The report goes on to explain, “Investment – both public and private – is concentrated in a few countries, led by the United States and Japan.” Although the lion’s share of private investment takes place in wealthy economies such as these because they’re deemed less risky, the report continues, “Private investment in low and middle-income countries is limited but growing, especially in rapidly urbanizing and motorizing countries.”
Embroiled in oil?
Indeed, it would seem the combustion engine is winning the battle for funds, both private and public. Of estimated total global public investment in transport, The Trillion Dollar Question found that some 98% or so came from domestic sources, with only about 2% coming from international public funds.

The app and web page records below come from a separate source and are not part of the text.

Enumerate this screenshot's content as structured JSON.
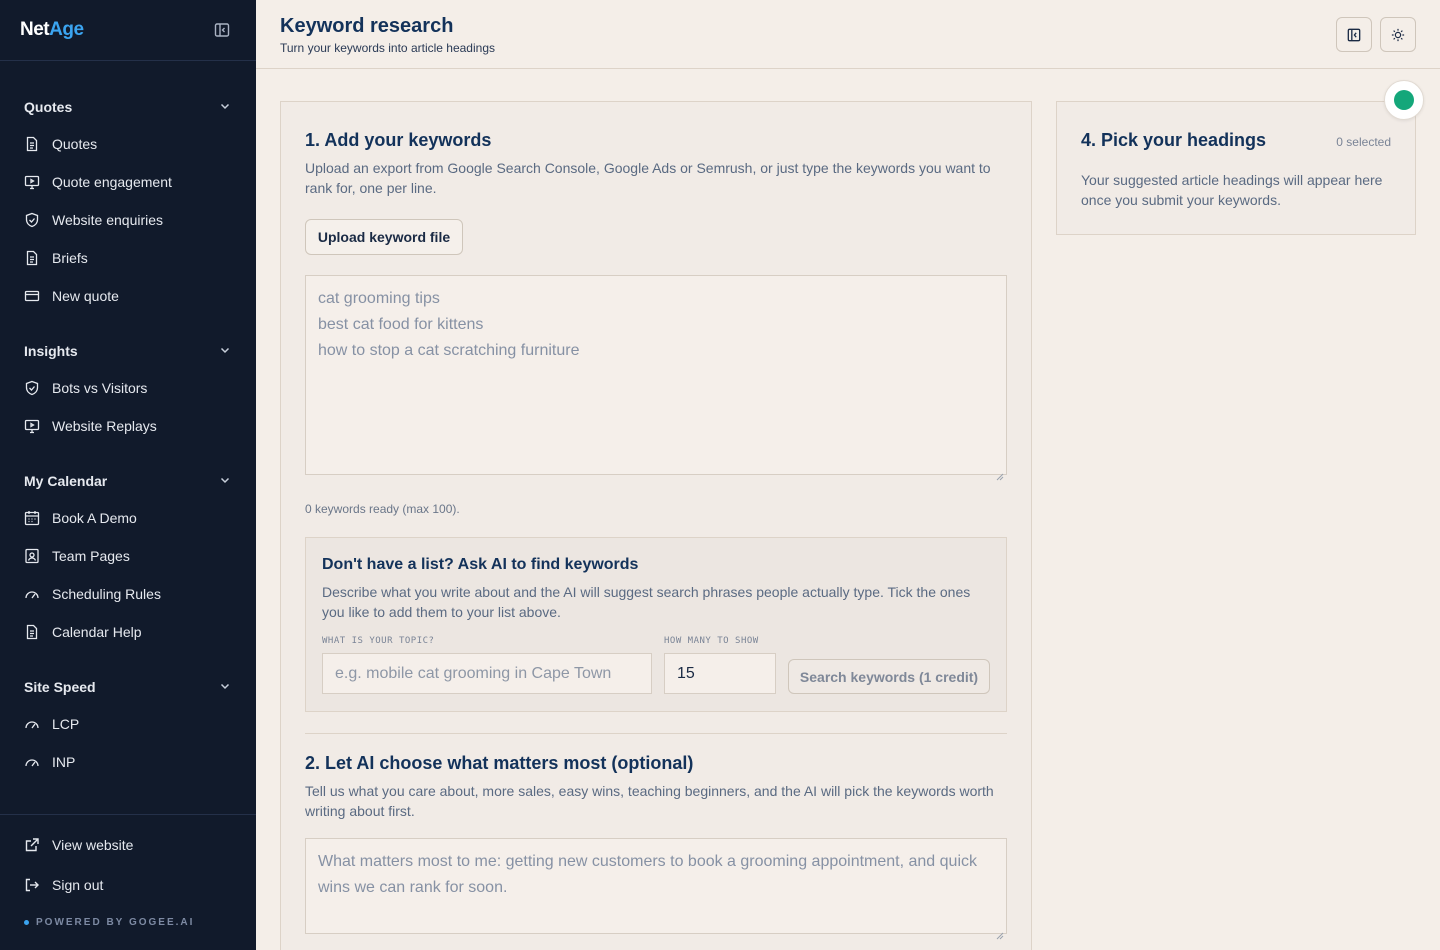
{
  "brand": {
    "part1": "Net",
    "part2": "Age"
  },
  "sidebar": {
    "sections": [
      {
        "title": "Quotes",
        "items": [
          {
            "label": "Quotes",
            "icon": "document-icon"
          },
          {
            "label": "Quote engagement",
            "icon": "monitor-icon"
          },
          {
            "label": "Website enquiries",
            "icon": "shield-icon"
          },
          {
            "label": "Briefs",
            "icon": "document-icon"
          },
          {
            "label": "New quote",
            "icon": "card-icon"
          }
        ]
      },
      {
        "title": "Insights",
        "items": [
          {
            "label": "Bots vs Visitors",
            "icon": "shield-icon"
          },
          {
            "label": "Website Replays",
            "icon": "monitor-icon"
          }
        ]
      },
      {
        "title": "My Calendar",
        "items": [
          {
            "label": "Book A Demo",
            "icon": "calendar-icon"
          },
          {
            "label": "Team Pages",
            "icon": "user-card-icon"
          },
          {
            "label": "Scheduling Rules",
            "icon": "gauge-icon"
          },
          {
            "label": "Calendar Help",
            "icon": "document-icon"
          }
        ]
      },
      {
        "title": "Site Speed",
        "items": [
          {
            "label": "LCP",
            "icon": "gauge-icon"
          },
          {
            "label": "INP",
            "icon": "gauge-icon"
          }
        ]
      }
    ],
    "bottom": {
      "view_website": "View website",
      "sign_out": "Sign out",
      "powered_by": "POWERED BY GOGEE.AI"
    }
  },
  "header": {
    "title": "Keyword research",
    "subtitle": "Turn your keywords into article headings"
  },
  "step1": {
    "title": "1. Add your keywords",
    "description": "Upload an export from Google Search Console, Google Ads or Semrush, or just type the keywords you want to rank for, one per line.",
    "upload_label": "Upload keyword file",
    "placeholder": "cat grooming tips\nbest cat food for kittens\nhow to stop a cat scratching furniture",
    "count_text": "0 keywords ready (max 100)."
  },
  "ai_finder": {
    "title": "Don't have a list? Ask AI to find keywords",
    "description": "Describe what you write about and the AI will suggest search phrases people actually type. Tick the ones you like to add them to your list above.",
    "topic_label": "WHAT IS YOUR TOPIC?",
    "topic_placeholder": "e.g. mobile cat grooming in Cape Town",
    "count_label": "HOW MANY TO SHOW",
    "count_value": "15",
    "search_label": "Search keywords (1 credit)"
  },
  "step2": {
    "title": "2. Let AI choose what matters most (optional)",
    "description": "Tell us what you care about, more sales, easy wins, teaching beginners, and the AI will pick the keywords worth writing about first.",
    "placeholder": "What matters most to me: getting new customers to book a grooming appointment, and quick wins we can rank for soon."
  },
  "step4": {
    "title": "4. Pick your headings",
    "selected": "0 selected",
    "empty_text": "Your suggested article headings will appear here once you submit your keywords."
  },
  "colors": {
    "accent": "#3ba4f0",
    "status": "#14a77a",
    "sidebar_bg": "#111a2b"
  }
}
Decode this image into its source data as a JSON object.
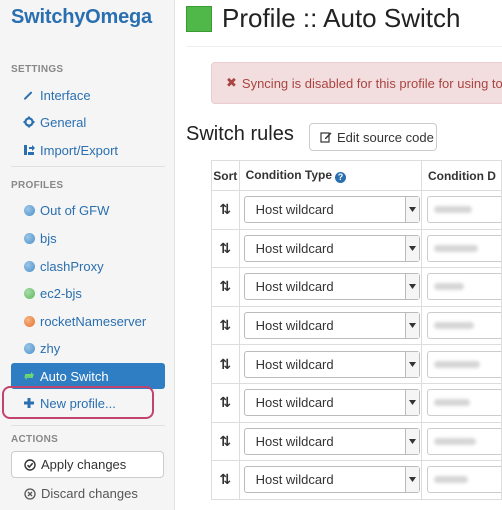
{
  "sidebar": {
    "brand": "SwitchyOmega",
    "settings_header": "SETTINGS",
    "settings_items": [
      {
        "label": "Interface",
        "icon": "wrench-icon"
      },
      {
        "label": "General",
        "icon": "gear-icon"
      },
      {
        "label": "Import/Export",
        "icon": "import-export-icon"
      }
    ],
    "profiles_header": "PROFILES",
    "profiles": [
      {
        "label": "Out of GFW",
        "icon": "globe-icon",
        "color": "#4a90c8"
      },
      {
        "label": "bjs",
        "icon": "globe-icon",
        "color": "#4a90c8"
      },
      {
        "label": "clashProxy",
        "icon": "globe-icon",
        "color": "#4a90c8"
      },
      {
        "label": "ec2-bjs",
        "icon": "globe-icon",
        "color": "#5cb85c"
      },
      {
        "label": "rocketNameserver",
        "icon": "globe-icon",
        "color": "#e8702a"
      },
      {
        "label": "zhy",
        "icon": "globe-icon",
        "color": "#4a90c8"
      }
    ],
    "active_profile": {
      "label": "Auto Switch",
      "icon": "auto-switch-icon",
      "color": "#50b848"
    },
    "new_profile": "New profile...",
    "actions_header": "ACTIONS",
    "apply_changes": "Apply changes",
    "discard_changes": "Discard changes"
  },
  "main": {
    "title": "Profile :: Auto Switch",
    "title_color": "#50b848",
    "alert": "Syncing is disabled for this profile for using too m",
    "section_title": "Switch rules",
    "edit_source": "Edit source code",
    "table": {
      "headers": [
        "Sort",
        "Condition Type",
        "Condition D"
      ],
      "rows": [
        {
          "condition_type": "Host wildcard"
        },
        {
          "condition_type": "Host wildcard"
        },
        {
          "condition_type": "Host wildcard"
        },
        {
          "condition_type": "Host wildcard"
        },
        {
          "condition_type": "Host wildcard"
        },
        {
          "condition_type": "Host wildcard"
        },
        {
          "condition_type": "Host wildcard"
        },
        {
          "condition_type": "Host wildcard"
        }
      ]
    }
  }
}
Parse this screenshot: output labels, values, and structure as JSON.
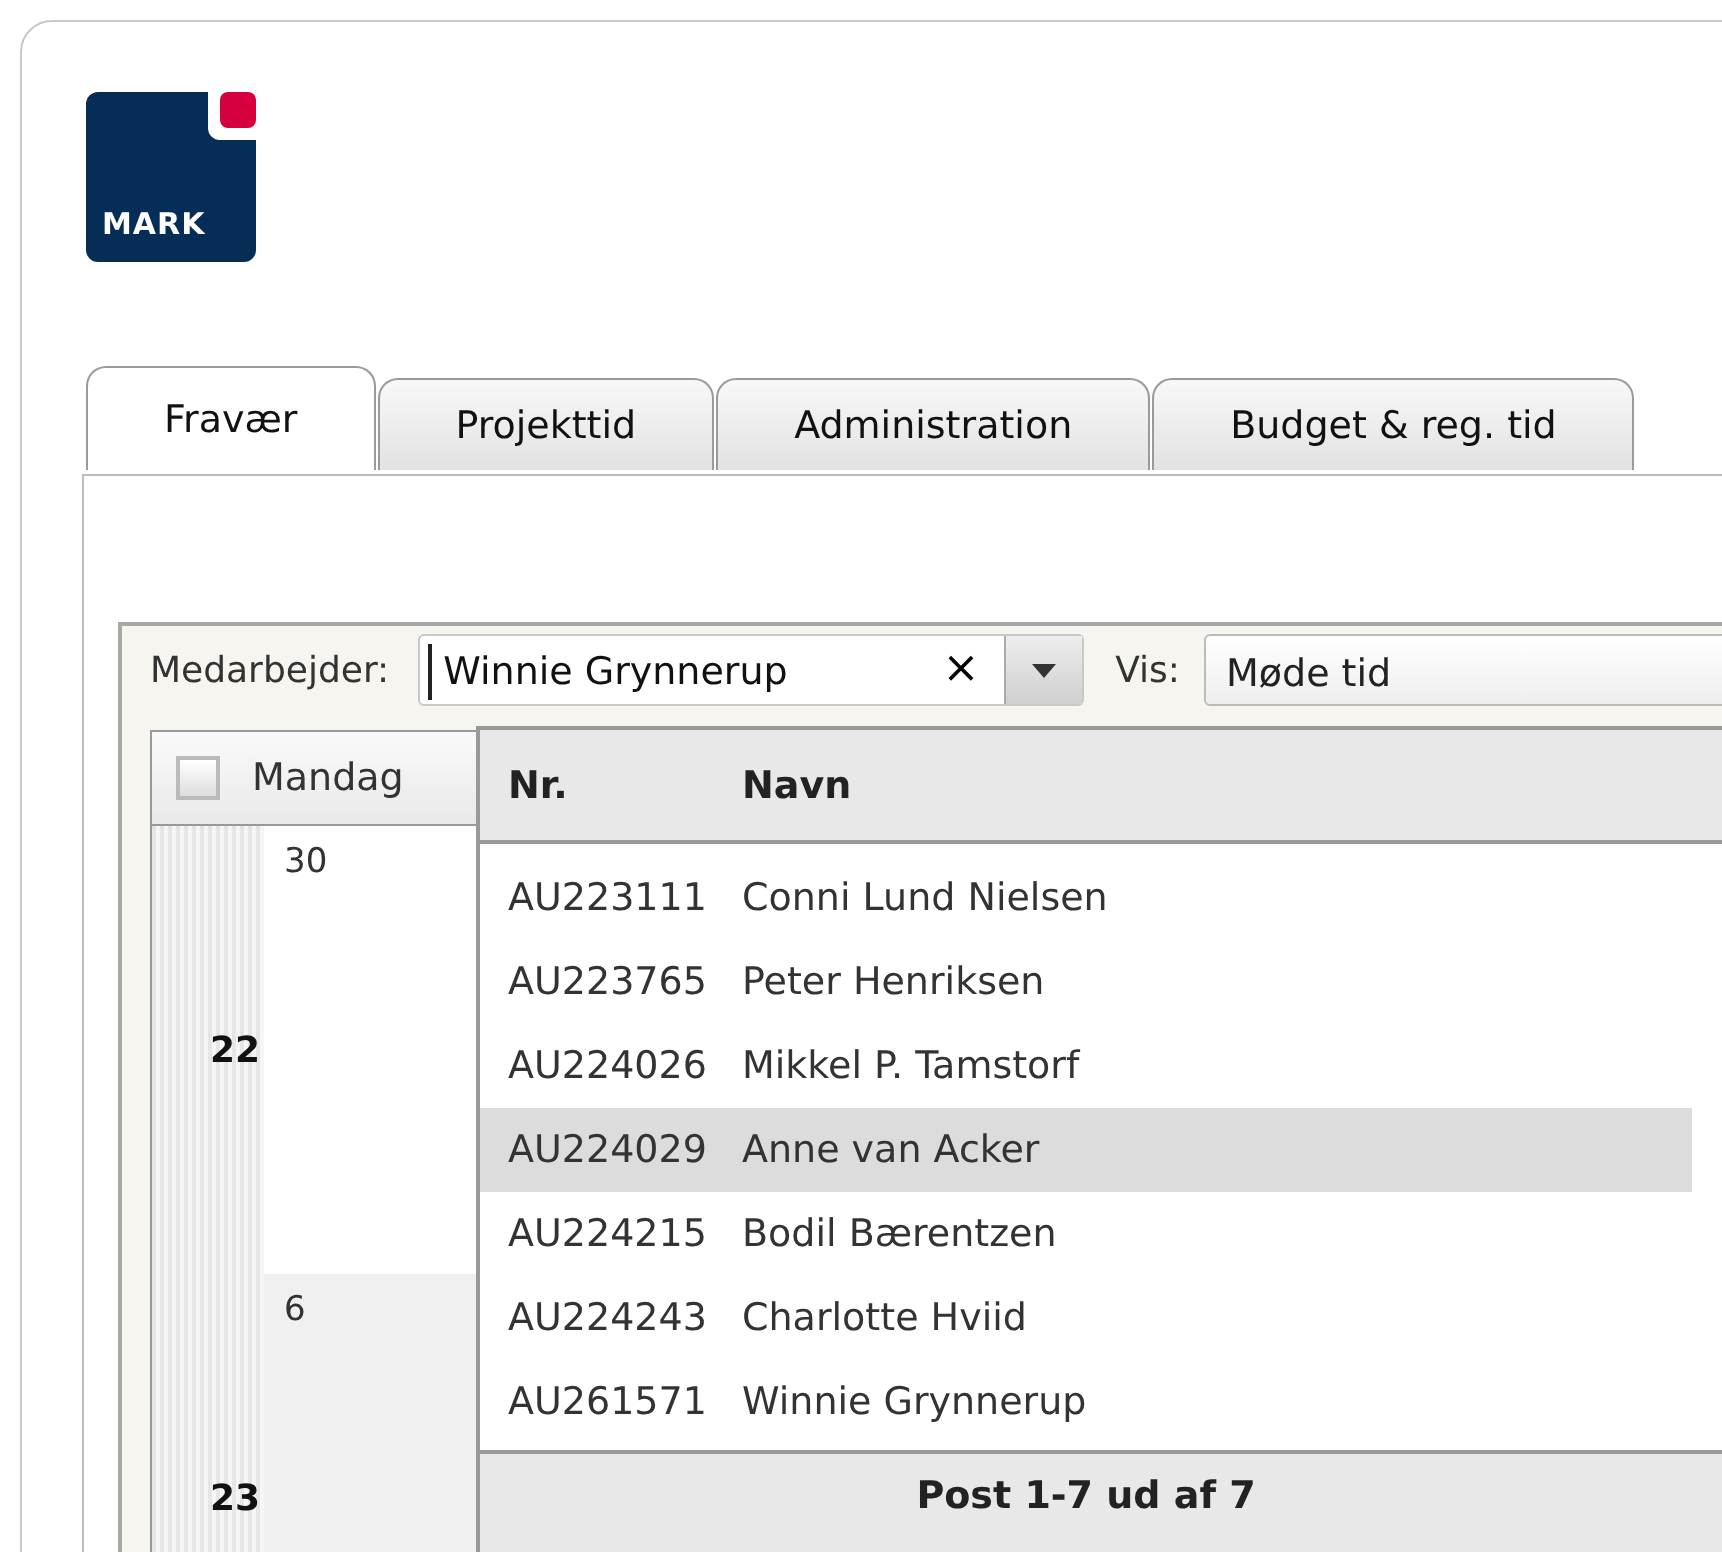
{
  "logo": {
    "text": "MARK"
  },
  "tabs": [
    {
      "label": "Fravær",
      "selected": true
    },
    {
      "label": "Projekttid",
      "selected": false
    },
    {
      "label": "Administration",
      "selected": false
    },
    {
      "label": "Budget & reg. tid",
      "selected": false
    }
  ],
  "toolbar": {
    "employee_label": "Medarbejder:",
    "employee_value": "Winnie Grynnerup",
    "clear": "×",
    "view_label": "Vis:",
    "view_value": "Møde tid"
  },
  "calendar": {
    "select_all_checked": false,
    "day_header": "Mandag",
    "weeks": [
      {
        "week": "22",
        "day": "30",
        "current_month": true
      },
      {
        "week": "23",
        "day": "6",
        "current_month": false
      }
    ]
  },
  "dropdown": {
    "columns": [
      "Nr.",
      "Navn"
    ],
    "rows": [
      {
        "nr": "AU223111",
        "name": "Conni Lund Nielsen",
        "selected": false
      },
      {
        "nr": "AU223765",
        "name": "Peter Henriksen",
        "selected": false
      },
      {
        "nr": "AU224026",
        "name": "Mikkel P. Tamstorf",
        "selected": false
      },
      {
        "nr": "AU224029",
        "name": "Anne van Acker",
        "selected": true
      },
      {
        "nr": "AU224215",
        "name": "Bodil Bærentzen",
        "selected": false
      },
      {
        "nr": "AU224243",
        "name": "Charlotte Hviid",
        "selected": false
      },
      {
        "nr": "AU261571",
        "name": "Winnie Grynnerup",
        "selected": false
      }
    ],
    "footer": "Post 1-7 ud af 7"
  }
}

A large part of that 2% is provided through bilateral and multilateral Official Development Assistance (ODA). The report states, “ODA investment in transport is distributed largely through concessional loans and reached about US$14 billion in 2010. ODA flows in transport are generally directed towards roads and highways.
“In 2010, these two subsectors comprised 70% of transport investments at the World Bank and 78% at the Asian Development Bank.”
As for transport initiatives with a lighter carbon footprint, a tiny 10% of the 2% made available through international public investment comes from environmental funds such as the Global Environment Facility and the Clean Technology Fund. Contributions come from developed countries for the exclusive purpose of climate change adaptation and mitigation, and are largely intended to leverage additional investment.
In its conclusions, the WRI’s report states, “The call to increase private participation in transport reflects a general need to bridge a funding gap to support a shift toward low-carbon transport.”
Time for a rethink
Adding to the call for just such a change in focus is the Sustainable Cities Collective – an editorially independent, moderated community for leaders of major metropolitan areas, urban planning and sustainability professionals. In response to the Trillion Dollar Question analysis, it reported that, “…if present infrastructure and economic growth rates continue, China alone will boast more cars in 2050 than there are in the entire world today.
“This car explosion would generate more air pollution, fuel climate change, and pose safety concerns for both drivers and pedestrians. To reverse this car-centric trend, we need to change the kinds of transport assets we finance. The first step toward influencing global transport development is to follow the money and identify how to get finance flowing in the right directions.”
The Sustainable Cities Collective welcomed the efforts made by the WRI to create a springboard for future change, but said, “While identifying the amount invested in transport overall is an important starting point, quantifying the volume of investment in sustainable transport – such as public transit, bicycle lanes, and pedestrian walkways – is a crucial next step.” Something with which the WRI itself agrees.
Going for gold with a winning formula
As further analysis becomes available over the coming years, it should make interesting and important reading. In the meantime, we already know that sound investment in sustainable transport isn’t just capable of easing strains on the planet. It has been demonstrated time and time again how intelligently thought-through mass public transit systems can bring huge economic and social benefits with them.
On a topical note, over in Sochi, Russia’s President, Vladimir Putin, is hoping that the massive infrastructure investment he has put in place in and around the Black Sea resort for the 2014 Winter Olympics will help transform the region. So far little developed and barely known outside Russia as a winter sports destination, the aim is to transform the area into an international hot-spot post-Games.
To help facilitate this, the state-owned Russian Railways has created a 30-mile stretch of combined rail and road linking Adler and the Alpica-Service resort from which the other Olympic facilities can be reached. Another new railway line will connect the centre of Sochi and the local airport in an estimated journey time of about one hour.
Off the slopes and back over the English Channel, the UK’s new £14.8 billion high capacity Crossrail scheme for London and its environs is another prime case study of how good planning and investment can be a catalyst for positive development.
Crossrail has just been granted planning permission for a major over-site development at Paddington Station totalling 320,000 sq ft of office and retail space. In total, it has plans in place to develop over 3 million square feet (gross) of mixed-use space above its stations and construction sites, demonstrating that infrastructure is facilitating development.
Currently working on the project are 10,000 people, including over 280 apprentices. It is estimated that Crossrail will generate at least 75,000 business opportunities, support the equivalent of 55,000 full time jobs around the UK, and allow millions of travellers a year to leave the car at home.